The last time Jeanine F. Pirro visited Buffalo, she was a candidate for U.S. Senate saddled with all the problems of a campaign in trouble.
But her visit here Monday was for a new office and was marked by a new outlook. Now the apparent Republican nominee for state attorney general, Pirro is relying on all the themes that won her three terms as Westchester County district attorney and makes a promise most thought she couldn't keep in a potential matchup against Democratic Sen. Hillary Rodham Clinton.
"I'm going to win this thing," she said Monday in an interview with The Buffalo News.
Pirro has never been one to lack confidence. But polls show she's in the hunt against a bevy of potential Democratic opponents this year, and she ticks off a list of crime-fighting objectives she says will make her a winner -- because she's won on them before.
Medicaid fraud, civil confinement for sexual predators and ensuring that local child protective service workers do their jobs are all issues that she knows and wants to highlight as attorney general. After a disastrous Senate effort that never caught on, she now feels supercharged for a campaign on more familiar turf.
"I'm myself," she said Monday. "This is perfectly suited to who I am and how I've been preparing for 30 years."

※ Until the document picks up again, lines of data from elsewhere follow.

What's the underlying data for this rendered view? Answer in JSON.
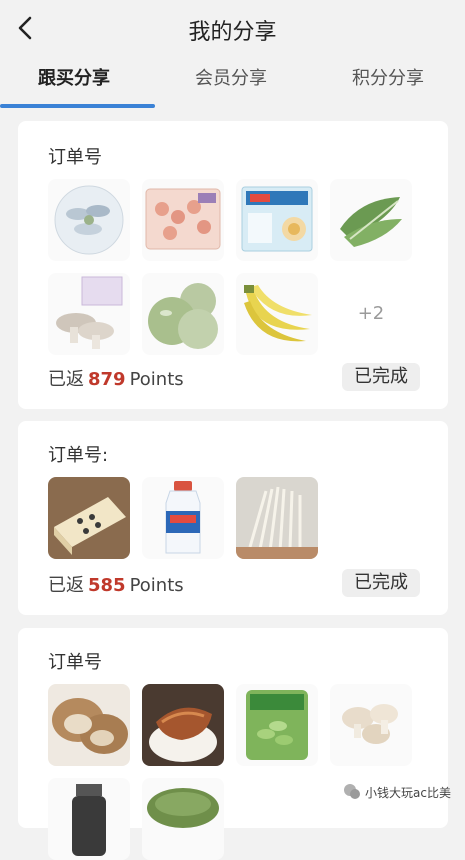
{
  "header": {
    "title": "我的分享"
  },
  "tabs": [
    {
      "label": "跟买分享",
      "active": true
    },
    {
      "label": "会员分享",
      "active": false
    },
    {
      "label": "积分分享",
      "active": false
    }
  ],
  "orders": [
    {
      "label": "订单号",
      "rebate_prefix": "已返",
      "points": "879",
      "points_unit": "Points",
      "status": "已完成",
      "more": "+2",
      "items": [
        "fish-platter",
        "shrimp-pack",
        "egg-tart-box",
        "green-vegetable",
        "mushroom-pack",
        "green-melons",
        "bananas"
      ]
    },
    {
      "label": "订单号:",
      "rebate_prefix": "已返",
      "points": "585",
      "points_unit": "Points",
      "status": "已完成",
      "items": [
        "cheese-cake",
        "milk-bottle",
        "enoki-mushrooms"
      ]
    },
    {
      "label": "订单号",
      "items": [
        "bread",
        "braised-pork-rice",
        "edamame-pack",
        "mushrooms",
        "dark-jar",
        "green-tea-leaves"
      ]
    }
  ],
  "watermark": {
    "text": "小钱大玩ac比美"
  },
  "colors": {
    "accent": "#3b82d6",
    "points": "#c0392b"
  }
}
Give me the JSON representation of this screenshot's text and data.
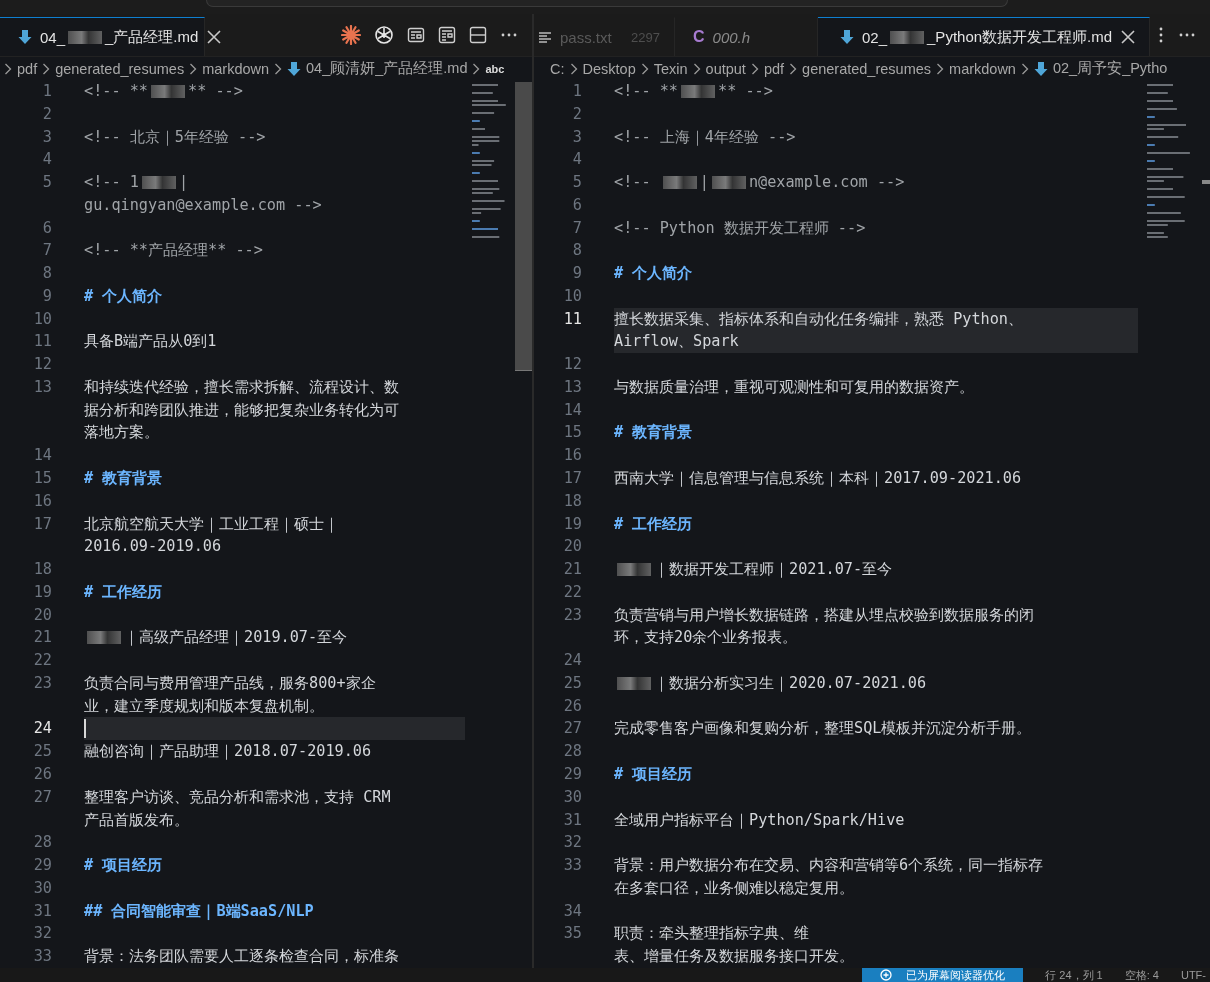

Pirro was in town to attend a local fund-raising event and reconnect with party leaders after committing to the attorney general race late last year. Part of that effort is to begin conveying a record that saw her expand prosecutorial efforts against pedophiles, prosecute more than 200 corrupt officials and crack down on polluters.
"This is going so well because my experience and background fit this job so well as chief lawyer and law enforcement officer of the State of New York," she said.
While many candidates for attorney general peg curbing Medicaid fraud as a top priority, Pirro says she is already familiar with the software that can easily pinpoint offenders. She said she would not "be critical" of any current lack of Medicaid prosecution but referred to New York Times articles exposing widespread Medicaid fraud.
Pirro said she much prefers the State Senate version of a bill mandating civil confinement of habitual sex offenders, in which a jury decides if such measures are warranted. She pointed to one case she prosecuted in Westchester that she said cried out for such new protections.
"[The suspect] was a ticking time bomb who should not have been out," she said. "We are failing in our most fundamental requirement -- protection of women and children in our society."
Pirro also promises to monitor more closely child protective services on a statewide basis, to "go up one side and down the other" of unscrupulous nursing home operators and crack down on human trafficking of immigrants who become, in effect, sex slaves.
She said she is not yet fully informed on the issues surrounding collection of cigarette taxes on Western New York Indian reservations but promised to address the topic during future campaign stops.